Mathematics is a product of human culture which has developed along with our attempts to comprehend the world around us. In A Brief History of Mathematical Thought, Luke Heaton explores how the language of mathematics has evolved over time, enabling new techlogies and shaping the way people think. From stone-age rituals to algebra, calculus, and the concept of computation, Heaton shows the ermous influence of mathematics on science, philosophy and the broader human story.The book traces the fascinating history of mathematical practice, focusing on the impact of key conceptual invations. Its structure of thirteen chapters split between four sections is dictated by a combination of historical and thematic considerations. In the first section, Heaton illuminates the fundamental concept of number. He begins with a speculative and rhetorical account of prehistoric rituals, before describing the practice of mathematics in Ancient Egypt, Babylon and Greece. He then examines the relationship between counting and the continuum of measurement, and explains how the rise of algebra has dramatically transformed our world. In the second section, he explores the origins of calculus and the conceptual shift that accompanied the birth of n-Euclidean geometries. In the third section, he examines the concept of the infinite and the fundamentals of formal logic. Finally, in section four, he considers the limits of formal proof, and the critical role of mathematics in our ongoing attempts to comprehend the world around us. The story of mathematics is fascinating in its own right, but Heaton does more than simply outline a history of mathematical ideas. More importantly, he shows clearly how the history and philosophy of maths provides an invaluable perspective on human nature.
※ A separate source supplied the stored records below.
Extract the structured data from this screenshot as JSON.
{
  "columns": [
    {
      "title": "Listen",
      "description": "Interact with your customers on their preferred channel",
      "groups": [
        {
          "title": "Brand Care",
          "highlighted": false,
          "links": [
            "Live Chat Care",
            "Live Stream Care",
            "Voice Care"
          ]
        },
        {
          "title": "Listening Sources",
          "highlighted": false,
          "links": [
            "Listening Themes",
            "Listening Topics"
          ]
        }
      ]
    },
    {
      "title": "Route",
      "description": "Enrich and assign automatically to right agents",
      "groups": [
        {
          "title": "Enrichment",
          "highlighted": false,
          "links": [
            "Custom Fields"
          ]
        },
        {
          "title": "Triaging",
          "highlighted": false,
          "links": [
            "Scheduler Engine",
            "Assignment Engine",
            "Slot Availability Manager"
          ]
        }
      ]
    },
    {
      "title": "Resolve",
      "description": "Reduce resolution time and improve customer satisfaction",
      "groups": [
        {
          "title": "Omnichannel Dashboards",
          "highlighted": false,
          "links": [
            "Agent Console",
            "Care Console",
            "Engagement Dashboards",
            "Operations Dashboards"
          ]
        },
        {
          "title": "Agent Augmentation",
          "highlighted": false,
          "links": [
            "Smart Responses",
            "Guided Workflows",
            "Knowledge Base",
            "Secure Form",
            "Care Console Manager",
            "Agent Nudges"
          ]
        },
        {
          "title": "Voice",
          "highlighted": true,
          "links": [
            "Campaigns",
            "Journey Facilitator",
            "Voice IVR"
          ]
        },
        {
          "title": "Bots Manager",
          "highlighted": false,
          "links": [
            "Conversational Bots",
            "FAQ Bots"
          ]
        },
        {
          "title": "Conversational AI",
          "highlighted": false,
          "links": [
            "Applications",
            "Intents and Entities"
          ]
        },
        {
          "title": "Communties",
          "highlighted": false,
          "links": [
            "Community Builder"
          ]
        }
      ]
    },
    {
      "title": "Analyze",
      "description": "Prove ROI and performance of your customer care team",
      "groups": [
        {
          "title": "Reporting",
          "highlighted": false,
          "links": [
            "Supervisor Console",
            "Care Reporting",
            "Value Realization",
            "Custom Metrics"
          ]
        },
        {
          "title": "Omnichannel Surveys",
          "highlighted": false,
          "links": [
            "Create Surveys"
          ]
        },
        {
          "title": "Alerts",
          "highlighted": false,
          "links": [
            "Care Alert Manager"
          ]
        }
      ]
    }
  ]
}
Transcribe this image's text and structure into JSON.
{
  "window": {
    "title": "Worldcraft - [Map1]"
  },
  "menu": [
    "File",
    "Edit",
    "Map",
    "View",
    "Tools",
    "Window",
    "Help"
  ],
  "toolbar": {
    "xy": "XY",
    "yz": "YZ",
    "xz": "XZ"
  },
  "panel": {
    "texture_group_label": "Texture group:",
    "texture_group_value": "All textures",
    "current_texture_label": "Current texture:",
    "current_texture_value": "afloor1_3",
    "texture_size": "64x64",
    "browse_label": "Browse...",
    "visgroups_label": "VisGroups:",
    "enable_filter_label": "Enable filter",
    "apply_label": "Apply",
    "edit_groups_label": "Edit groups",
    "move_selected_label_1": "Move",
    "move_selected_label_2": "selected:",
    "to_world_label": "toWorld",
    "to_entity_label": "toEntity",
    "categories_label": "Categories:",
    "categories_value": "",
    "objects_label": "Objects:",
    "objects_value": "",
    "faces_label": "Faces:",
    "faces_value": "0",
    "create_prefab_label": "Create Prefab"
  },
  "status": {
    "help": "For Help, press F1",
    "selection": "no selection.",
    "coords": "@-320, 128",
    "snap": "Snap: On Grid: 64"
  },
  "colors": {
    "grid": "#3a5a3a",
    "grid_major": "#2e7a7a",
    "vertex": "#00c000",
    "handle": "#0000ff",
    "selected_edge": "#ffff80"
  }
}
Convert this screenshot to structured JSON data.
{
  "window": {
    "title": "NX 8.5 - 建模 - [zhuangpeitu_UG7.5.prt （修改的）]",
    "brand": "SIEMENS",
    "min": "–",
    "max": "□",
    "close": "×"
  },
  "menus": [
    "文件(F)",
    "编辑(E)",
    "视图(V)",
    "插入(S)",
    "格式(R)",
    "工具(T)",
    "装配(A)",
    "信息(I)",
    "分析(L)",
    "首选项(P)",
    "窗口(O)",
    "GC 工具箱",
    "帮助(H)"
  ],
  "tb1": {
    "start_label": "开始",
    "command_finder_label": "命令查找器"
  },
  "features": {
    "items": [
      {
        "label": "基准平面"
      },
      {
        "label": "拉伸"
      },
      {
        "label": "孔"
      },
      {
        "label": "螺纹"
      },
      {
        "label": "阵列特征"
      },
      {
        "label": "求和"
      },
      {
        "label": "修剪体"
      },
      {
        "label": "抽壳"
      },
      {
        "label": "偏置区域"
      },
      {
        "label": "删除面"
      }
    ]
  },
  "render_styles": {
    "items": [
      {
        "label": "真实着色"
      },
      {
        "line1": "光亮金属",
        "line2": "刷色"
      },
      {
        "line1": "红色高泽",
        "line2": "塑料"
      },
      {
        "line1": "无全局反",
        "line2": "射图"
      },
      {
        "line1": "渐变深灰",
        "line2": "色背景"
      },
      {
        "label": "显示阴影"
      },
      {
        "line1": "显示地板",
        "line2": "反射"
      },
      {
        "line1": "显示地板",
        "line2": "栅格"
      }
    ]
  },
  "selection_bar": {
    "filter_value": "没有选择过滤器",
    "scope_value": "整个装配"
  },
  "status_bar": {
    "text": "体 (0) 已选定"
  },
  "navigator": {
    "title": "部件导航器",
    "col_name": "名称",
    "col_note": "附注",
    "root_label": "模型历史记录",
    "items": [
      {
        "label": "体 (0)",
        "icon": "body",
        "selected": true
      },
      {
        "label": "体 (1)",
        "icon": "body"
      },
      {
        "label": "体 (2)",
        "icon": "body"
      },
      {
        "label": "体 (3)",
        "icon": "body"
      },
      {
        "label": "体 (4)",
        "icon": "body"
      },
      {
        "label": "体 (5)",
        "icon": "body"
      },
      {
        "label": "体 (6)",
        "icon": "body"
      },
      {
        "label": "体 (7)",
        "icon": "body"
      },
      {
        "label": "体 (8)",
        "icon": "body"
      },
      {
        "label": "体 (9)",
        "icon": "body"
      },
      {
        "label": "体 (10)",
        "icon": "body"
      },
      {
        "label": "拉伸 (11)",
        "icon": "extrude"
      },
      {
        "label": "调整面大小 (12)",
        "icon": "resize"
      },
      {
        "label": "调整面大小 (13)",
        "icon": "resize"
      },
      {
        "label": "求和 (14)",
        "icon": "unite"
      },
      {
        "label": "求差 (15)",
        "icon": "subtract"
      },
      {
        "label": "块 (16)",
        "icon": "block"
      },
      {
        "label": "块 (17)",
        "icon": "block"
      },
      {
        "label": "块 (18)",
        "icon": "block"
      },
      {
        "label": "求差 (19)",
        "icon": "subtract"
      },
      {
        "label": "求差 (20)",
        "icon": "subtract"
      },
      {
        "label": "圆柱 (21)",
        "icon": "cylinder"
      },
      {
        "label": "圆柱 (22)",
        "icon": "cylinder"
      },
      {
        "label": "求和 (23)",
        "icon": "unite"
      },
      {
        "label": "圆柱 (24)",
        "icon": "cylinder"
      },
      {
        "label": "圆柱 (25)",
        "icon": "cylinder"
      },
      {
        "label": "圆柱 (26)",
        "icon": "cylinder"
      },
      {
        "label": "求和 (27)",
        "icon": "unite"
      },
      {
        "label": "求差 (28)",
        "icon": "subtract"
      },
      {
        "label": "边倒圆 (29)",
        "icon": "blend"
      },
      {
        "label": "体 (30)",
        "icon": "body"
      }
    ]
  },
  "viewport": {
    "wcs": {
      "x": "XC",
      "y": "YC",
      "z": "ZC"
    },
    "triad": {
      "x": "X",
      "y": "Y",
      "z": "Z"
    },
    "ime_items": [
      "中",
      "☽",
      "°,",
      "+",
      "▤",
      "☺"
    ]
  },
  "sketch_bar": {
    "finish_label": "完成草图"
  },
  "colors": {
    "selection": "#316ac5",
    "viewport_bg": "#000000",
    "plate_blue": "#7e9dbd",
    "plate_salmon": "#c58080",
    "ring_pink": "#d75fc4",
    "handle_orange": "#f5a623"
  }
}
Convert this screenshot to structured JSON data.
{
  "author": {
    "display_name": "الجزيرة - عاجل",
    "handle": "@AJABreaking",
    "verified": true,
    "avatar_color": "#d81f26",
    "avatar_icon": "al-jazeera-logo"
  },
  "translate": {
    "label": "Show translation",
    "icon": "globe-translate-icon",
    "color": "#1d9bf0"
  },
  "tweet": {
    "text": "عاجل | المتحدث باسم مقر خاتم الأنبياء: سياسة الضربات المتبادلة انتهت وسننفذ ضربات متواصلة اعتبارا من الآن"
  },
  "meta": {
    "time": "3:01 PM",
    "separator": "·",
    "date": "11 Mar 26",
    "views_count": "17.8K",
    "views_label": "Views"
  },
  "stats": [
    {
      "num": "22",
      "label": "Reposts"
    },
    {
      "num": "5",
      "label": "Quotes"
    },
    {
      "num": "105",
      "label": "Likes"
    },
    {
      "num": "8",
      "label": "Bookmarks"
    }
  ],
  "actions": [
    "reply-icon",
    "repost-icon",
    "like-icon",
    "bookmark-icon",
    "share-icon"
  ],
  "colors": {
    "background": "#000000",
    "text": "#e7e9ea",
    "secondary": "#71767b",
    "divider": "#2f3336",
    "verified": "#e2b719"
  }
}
Dr Luke Heaton graduated with first class honours in Mathematics at the University of Edinburgh before going on to take an MSc in Mathematics and the Logical Foundations of Computer Science at the University of Oxford. After spending a year making mathematically inspired art, he gained a BA in Architecture at the University of Westminster, before working as an architectural assistant at One20. He then returned to Oxford, completing a DPhil in Mathematical Biology. He is currently employed by the University of Oxford as a postgraduate research assistant in the Department of Plant Sciences. Luke's research interests lie in mathematics and the mathematical modelling of biological phenomena, the history and philosophy of mathematics, morphogenesis and biological pattern formation, network theory, biophysics, and the statistical properties of efficient transport networks. He has published several papers on the biophysics of growth and transport in fungal networks.